> **Data for this task**:

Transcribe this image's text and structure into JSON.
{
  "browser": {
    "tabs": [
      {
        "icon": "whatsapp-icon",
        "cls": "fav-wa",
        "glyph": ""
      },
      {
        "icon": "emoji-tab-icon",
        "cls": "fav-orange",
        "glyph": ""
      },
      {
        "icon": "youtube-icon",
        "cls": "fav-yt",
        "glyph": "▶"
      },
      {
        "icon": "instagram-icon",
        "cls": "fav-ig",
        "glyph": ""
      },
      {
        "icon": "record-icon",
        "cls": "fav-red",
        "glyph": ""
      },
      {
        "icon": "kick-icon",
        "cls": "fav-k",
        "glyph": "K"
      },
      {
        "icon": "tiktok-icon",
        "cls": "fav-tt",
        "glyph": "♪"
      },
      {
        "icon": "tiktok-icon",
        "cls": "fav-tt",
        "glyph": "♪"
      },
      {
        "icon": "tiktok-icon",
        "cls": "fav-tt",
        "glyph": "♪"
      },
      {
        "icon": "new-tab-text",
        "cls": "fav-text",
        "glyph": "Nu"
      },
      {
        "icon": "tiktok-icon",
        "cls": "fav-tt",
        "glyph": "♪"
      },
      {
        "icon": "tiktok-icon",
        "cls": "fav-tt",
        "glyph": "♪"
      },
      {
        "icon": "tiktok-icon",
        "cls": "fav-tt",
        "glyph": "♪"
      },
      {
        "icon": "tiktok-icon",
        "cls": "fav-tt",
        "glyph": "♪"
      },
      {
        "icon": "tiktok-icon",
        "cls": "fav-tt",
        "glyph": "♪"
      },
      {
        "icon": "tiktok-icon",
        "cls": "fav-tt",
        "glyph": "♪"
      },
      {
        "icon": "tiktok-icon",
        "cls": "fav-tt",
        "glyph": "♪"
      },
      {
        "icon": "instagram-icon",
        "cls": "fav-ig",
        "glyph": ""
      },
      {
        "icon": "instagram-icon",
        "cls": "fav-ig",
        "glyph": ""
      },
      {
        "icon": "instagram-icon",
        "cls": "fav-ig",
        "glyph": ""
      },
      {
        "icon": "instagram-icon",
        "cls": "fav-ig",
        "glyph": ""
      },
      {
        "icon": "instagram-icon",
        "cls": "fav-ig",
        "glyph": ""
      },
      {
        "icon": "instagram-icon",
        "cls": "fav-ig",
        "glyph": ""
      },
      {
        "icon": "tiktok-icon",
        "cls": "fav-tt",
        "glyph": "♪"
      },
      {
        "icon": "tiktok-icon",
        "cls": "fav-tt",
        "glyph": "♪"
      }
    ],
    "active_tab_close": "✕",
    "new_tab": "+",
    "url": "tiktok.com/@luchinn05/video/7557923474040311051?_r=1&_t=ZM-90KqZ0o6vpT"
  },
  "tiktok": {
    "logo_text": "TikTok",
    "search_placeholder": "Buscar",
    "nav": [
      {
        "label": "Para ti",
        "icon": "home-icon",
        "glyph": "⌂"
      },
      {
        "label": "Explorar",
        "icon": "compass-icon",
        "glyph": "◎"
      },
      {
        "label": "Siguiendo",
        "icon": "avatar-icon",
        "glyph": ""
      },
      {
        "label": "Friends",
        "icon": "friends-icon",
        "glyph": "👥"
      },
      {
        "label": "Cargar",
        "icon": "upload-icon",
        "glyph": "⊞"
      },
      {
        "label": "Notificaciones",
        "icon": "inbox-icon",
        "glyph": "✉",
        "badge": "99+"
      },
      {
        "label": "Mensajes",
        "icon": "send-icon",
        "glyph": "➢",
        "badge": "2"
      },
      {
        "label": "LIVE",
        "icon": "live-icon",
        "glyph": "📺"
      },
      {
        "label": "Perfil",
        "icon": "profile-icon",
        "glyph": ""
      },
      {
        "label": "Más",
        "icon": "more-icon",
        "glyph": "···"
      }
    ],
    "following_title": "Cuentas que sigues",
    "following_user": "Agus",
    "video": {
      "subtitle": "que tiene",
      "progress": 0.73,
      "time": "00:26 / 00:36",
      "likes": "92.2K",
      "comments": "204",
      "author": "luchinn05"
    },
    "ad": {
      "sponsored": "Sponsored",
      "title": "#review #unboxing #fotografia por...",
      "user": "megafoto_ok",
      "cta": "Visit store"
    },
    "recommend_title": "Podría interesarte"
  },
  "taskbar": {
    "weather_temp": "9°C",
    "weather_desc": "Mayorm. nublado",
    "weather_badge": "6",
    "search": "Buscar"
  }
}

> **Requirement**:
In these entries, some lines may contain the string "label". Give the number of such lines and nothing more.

> **Solution for this problem**:
10